In the 1880s, prostitution was kept mostly to south of the railroad tracks. There were houses of ill repute (I think it’d be a stretch to call them brothels) and individual women who walked the streets and hiked their skirts. However, as the town looked to incorporate in 1894, a more righteous citizenry emerged and prostitution came under the supervisors’ microscope. This was due in great part from lobbying by church groups, who also had it in for the saloons and gambling halls, 

Platt Cline’s wonderful book, Mountain Town, details Flagstaff’s starts and stops as the town began enacting ordinances and leveling fees against the above entities. According to Cline, most business establishments ignored the heavy taxes at first ($15 a quarter for saloons; $15 a month for houses of prostitution.) It later escalated to threats from the saloon owners to take their businesses elsewhere. However, the council stood firm on the issue. Soon most of the bar owners caved and grudgingly paid up. The ladies in red were another story.

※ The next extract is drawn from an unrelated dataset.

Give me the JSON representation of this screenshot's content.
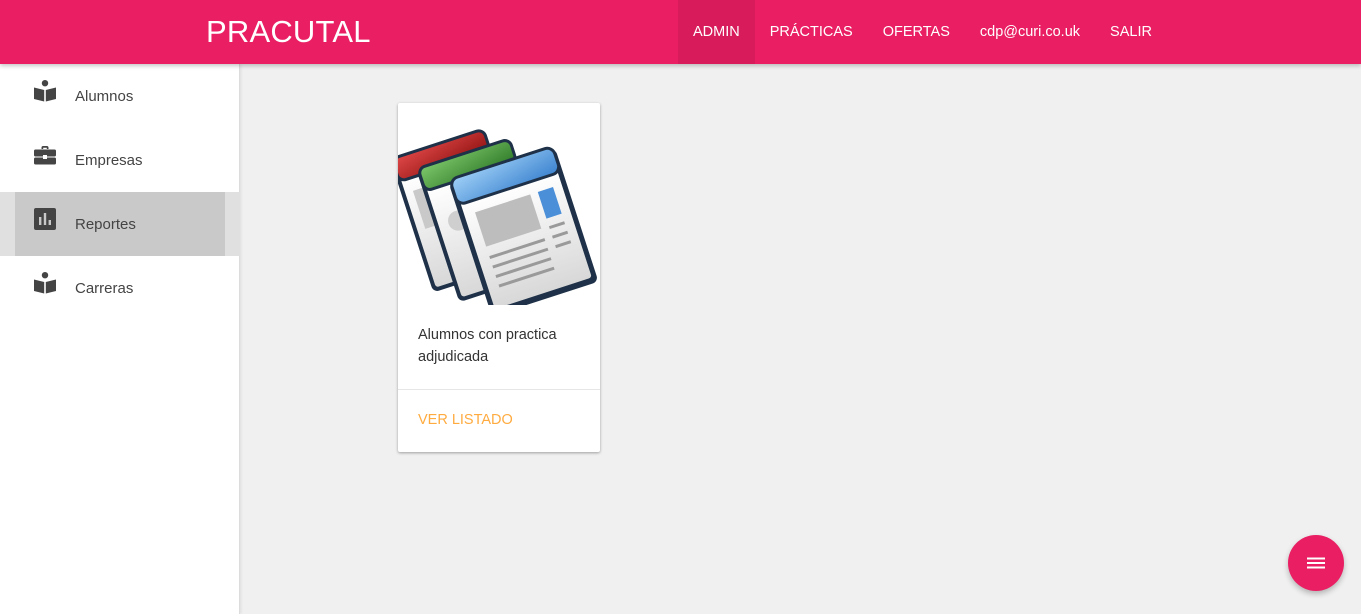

When they threatened to pack up and take their trade to Williams, the council reassessed their position and lowered the women’s taxes considerably. This was considered a win-win for everyone –except for the more militant churchgoers. However, the reformers sat back and bided their time and, in 1895, struck again. 

In 1895, the town council passed ordinance ten, which was a far-reaching, restrictive ban on everything from profane language to opium to women entering saloons except to pass through to an eating establishment. There was also an interesting clause that pertained to women singing in taverns and saloons. As I researched further it appears that, in the old West’s world of prostitution, there were various “categories” the painted women fell under. Those who were singers and dancers were paid a commission on the number of drinks sold to the male customers by the bartenders. The initial tax levied on the saloon owners who featured singers was quite high. While it was later reduced, it’s clear that anyone contributing to keeping a man parked on a bar stool faced harsh penalties.

Are you ready to experience the paranormal like never before? Join us on our Freaky Foot Tour and discover the dark and eerie history of Flagstaff.

As you walk through the streets, our eccentric guide will take you to the most haunted locations and share spine-chilling stories of ghostly sightings and unexplained events. From restless spirits to phantom footsteps, you'll hear it all on this tour.

But beware, as you venture deeper into the haunted corners of the city, you may feel a cold breath on your neck or a ghostly touch on your shoulder. Our tour is not for the faint of heart, so make sure you bring your bravest self.

Join us on our Freaky Foot Tour and experience the unknown. Book now and prepare to be spooked!

Boo.